A person with these symptoms must not be mistaken for an introvert. Introverts don’t tremble or get cold sweats while socialising. Instead, they dislike it.
How to deal with Social Anxiety?
Now that you know the difference between General and Social Anxiety, here are a few
Steps for Dealing with Social Anxiety:
Step 1: Start small. Challenge your negative thoughts.
Before a presentation or starting anything, your mind has already convinced you about the possible failure you will be. Begin by saying this out loud to yourself- “I will give my 100% no matter what”.
Step 2: Look around. Observe people around you.
Instead of looking down on yourself, look around you. Pay attention to what people are doing. Notice those small details. By this, you will focus more on your surroundings than your Anxiety.
Step 3: Focus on your breathing.
Anxiety directly affects the way we breathe. The first change in our body would be irregular breathing. Pause for a moment, sit straight, and keep taking deep breaths by closing your eyes. This will help you calm down and relax.
Step 4: Face your fears.

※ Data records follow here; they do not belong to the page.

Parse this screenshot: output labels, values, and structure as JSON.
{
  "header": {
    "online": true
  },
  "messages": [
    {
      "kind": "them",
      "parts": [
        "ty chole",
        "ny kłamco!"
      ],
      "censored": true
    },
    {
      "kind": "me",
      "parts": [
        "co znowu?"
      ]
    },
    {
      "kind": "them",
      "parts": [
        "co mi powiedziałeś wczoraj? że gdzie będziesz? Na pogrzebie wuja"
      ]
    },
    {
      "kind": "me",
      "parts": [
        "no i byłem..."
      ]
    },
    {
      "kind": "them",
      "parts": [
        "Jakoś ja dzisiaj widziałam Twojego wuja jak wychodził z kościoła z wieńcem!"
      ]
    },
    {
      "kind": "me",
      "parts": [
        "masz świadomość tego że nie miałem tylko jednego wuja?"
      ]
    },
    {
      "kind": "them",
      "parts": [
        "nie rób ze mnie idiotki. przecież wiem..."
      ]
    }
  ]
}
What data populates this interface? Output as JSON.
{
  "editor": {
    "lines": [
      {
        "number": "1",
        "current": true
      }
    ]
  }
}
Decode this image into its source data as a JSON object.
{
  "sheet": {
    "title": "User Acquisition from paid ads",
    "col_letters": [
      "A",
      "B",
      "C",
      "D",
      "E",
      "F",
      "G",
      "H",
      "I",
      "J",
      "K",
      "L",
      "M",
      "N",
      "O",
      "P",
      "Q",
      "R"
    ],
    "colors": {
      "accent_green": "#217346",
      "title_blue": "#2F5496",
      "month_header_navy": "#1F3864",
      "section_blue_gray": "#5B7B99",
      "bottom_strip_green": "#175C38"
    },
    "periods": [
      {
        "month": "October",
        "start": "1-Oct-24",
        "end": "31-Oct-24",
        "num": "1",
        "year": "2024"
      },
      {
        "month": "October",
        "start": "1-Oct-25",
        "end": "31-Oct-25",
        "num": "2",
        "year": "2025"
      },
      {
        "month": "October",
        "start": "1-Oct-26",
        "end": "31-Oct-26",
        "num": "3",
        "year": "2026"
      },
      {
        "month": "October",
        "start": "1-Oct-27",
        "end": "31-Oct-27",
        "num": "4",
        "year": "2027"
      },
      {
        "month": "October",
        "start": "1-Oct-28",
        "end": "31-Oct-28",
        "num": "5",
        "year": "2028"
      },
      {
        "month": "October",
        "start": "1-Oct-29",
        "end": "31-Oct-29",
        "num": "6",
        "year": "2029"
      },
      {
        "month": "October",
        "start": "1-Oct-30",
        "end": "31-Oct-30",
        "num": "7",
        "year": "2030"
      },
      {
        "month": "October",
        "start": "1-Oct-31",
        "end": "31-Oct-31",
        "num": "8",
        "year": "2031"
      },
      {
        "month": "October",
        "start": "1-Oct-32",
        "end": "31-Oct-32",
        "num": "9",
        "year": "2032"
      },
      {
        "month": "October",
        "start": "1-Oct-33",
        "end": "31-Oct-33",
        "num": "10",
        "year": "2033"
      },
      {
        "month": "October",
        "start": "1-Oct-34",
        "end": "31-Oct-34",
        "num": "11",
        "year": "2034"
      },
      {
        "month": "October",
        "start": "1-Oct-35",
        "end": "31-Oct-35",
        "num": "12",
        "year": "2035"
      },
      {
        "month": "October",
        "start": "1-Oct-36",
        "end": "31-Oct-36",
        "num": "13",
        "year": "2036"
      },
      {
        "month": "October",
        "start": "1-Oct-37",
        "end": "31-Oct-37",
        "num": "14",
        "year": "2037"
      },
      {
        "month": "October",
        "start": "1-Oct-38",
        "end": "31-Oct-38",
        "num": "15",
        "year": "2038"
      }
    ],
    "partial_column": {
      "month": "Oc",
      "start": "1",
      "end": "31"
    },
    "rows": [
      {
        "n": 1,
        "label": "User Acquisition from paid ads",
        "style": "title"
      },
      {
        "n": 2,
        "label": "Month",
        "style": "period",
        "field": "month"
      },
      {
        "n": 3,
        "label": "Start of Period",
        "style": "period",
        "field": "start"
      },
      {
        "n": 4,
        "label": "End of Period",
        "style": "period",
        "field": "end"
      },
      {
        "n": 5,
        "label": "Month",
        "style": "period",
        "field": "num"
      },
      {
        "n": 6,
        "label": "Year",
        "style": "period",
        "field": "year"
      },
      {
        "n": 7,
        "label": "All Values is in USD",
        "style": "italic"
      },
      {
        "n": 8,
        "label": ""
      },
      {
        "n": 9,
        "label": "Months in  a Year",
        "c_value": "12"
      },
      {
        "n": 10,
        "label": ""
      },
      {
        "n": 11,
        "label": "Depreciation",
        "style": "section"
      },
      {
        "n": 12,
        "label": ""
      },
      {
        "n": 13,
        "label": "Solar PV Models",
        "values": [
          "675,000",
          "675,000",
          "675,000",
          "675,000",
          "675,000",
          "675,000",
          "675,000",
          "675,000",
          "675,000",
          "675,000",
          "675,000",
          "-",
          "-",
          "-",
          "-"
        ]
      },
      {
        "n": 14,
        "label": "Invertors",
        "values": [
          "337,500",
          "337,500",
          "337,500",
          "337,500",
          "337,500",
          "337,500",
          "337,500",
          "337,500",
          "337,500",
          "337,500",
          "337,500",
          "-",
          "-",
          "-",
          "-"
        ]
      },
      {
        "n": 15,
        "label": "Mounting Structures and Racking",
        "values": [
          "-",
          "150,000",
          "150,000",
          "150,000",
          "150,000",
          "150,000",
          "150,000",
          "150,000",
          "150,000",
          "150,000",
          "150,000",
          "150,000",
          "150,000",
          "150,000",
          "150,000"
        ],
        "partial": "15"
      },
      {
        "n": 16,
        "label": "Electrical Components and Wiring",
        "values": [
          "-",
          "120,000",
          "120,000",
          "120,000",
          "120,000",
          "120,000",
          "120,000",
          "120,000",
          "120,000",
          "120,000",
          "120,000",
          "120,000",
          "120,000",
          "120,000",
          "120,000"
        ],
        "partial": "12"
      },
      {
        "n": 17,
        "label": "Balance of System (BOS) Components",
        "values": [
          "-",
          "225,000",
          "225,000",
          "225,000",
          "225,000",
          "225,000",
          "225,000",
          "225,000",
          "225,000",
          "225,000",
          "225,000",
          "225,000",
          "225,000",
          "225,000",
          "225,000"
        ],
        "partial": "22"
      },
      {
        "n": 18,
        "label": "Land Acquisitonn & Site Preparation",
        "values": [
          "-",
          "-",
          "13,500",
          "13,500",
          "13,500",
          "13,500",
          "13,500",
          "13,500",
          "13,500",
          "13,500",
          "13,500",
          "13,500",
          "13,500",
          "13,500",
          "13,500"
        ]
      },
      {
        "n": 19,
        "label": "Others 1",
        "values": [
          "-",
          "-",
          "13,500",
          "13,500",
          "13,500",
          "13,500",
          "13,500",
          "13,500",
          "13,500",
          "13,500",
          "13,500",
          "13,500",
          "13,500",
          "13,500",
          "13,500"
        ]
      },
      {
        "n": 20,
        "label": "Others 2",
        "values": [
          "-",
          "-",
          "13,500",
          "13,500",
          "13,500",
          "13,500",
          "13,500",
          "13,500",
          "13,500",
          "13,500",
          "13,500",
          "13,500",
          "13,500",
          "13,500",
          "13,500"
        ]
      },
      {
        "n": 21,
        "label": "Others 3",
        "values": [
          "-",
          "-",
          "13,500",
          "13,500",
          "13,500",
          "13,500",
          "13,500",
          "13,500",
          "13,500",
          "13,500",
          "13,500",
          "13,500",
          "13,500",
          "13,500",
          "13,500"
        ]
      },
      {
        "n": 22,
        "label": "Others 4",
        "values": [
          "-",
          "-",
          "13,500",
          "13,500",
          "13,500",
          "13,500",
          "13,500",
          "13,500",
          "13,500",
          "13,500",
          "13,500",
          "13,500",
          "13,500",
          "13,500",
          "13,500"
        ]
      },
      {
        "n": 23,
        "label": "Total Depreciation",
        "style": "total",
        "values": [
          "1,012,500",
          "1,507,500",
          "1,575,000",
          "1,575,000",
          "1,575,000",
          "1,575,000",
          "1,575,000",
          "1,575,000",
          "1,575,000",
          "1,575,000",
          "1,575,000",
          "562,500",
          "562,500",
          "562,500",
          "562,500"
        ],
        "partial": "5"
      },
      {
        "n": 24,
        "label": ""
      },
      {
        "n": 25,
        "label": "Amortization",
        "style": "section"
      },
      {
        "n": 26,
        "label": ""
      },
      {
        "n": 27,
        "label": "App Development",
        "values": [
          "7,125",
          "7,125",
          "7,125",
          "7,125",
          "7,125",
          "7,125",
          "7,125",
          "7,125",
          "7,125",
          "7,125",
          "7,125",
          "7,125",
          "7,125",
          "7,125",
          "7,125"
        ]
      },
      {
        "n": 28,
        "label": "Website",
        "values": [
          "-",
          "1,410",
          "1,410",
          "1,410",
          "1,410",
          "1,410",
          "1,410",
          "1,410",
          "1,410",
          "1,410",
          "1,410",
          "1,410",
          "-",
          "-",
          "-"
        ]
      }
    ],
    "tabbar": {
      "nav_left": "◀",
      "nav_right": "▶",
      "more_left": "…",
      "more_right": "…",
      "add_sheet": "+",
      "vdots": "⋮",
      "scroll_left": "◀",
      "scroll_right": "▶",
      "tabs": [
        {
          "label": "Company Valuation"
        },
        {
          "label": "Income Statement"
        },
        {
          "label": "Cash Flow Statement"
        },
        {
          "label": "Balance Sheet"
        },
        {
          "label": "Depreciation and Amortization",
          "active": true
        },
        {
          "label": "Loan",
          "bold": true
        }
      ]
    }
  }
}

Instead of avoiding your fears, start facing them for a change. Start small, like interacting with your colleagues or asking your boss for leave. Set a goal- greet them with a ‘hello’ each day.
The aim here is to deal with Social Anxiety step by step. A ‘slow’ start is better than a ‘no’ start any day. Gradually practice these activities in your daily life. Be proud of your little achievements. And remember that you are not alone in this.
You can also join social groups like the Toastmasters Club – Toastmasters International teaches public speaking and leadership skills through a global network of clubs. These clubs have around 20 members who meet once a week for an hour.
Pursue your favourite hobbies. Join a dance class, or walk a dog. Go for whatever suits you best. Make an effort to venture out and enjoy life without fear.
Other techniques to adopt while dealing with Social Anxiety:
1) Decrease your caffeine intake– Coffee, soda, and other aerated drinks contain a high amount of caffeine that stimulates Anxiety. It’s better to either give up on these beverages or limit them to once a week.
2) Increase your physical activities– Religiously exercise at least five days a week for 30 minutes. The more active you get, the more in control you will be.
3) Include Omega-3 in your diet– Omega-3 fatty acids are beneficial for brain health and boost your mood. Fish like Salmon, Mackerel, Sardines contain these fatty acids. It is also found in seaweeds, walnuts, and flaxseeds.
4) Limit your alcohol intake– Often, people turn to alcohol to boost their confidence. But alcohol only increases Anxiety.
5) Improve your sleep schedule– You must get at least 7 hours of sleep daily. A good rest will activate the brain to function correctly.
6) Quit smoking– Nicotine may temporarily calm your nerves, but studies have proven it to be a self-destructor. Continued use of it will only increase your chances of getting an Anxiety attack.
If you don’t notice any changes after following the above self-help techniques, immediately consult a specialist.
You receive personal guidance from a mental health counsellor by attending sessions and addressing your issues. The most common and preferred treatment is Cognitive Behavioural Therapy (CBT). CBT is quite a helpful tool to cope with Social Anxiety, Depression, Phobias, etc. However, you must be aware that your problem cannot vanish magically with CBT. The treatment will help you reduce your issue and deal with it more effectively.
Although Social Anxiety is a common mental health condition (next only to depression), several myths are associated with it that make it difficult to diagnose and treat. We live in a world where we are more connected today yet are lonelier, more depressed, and socially anxious. People with Social Anxiety desire to mingle, but their severe fear of rejection prevents them from doing so. There is a need for more education on dealing with Social Anxiety effectively.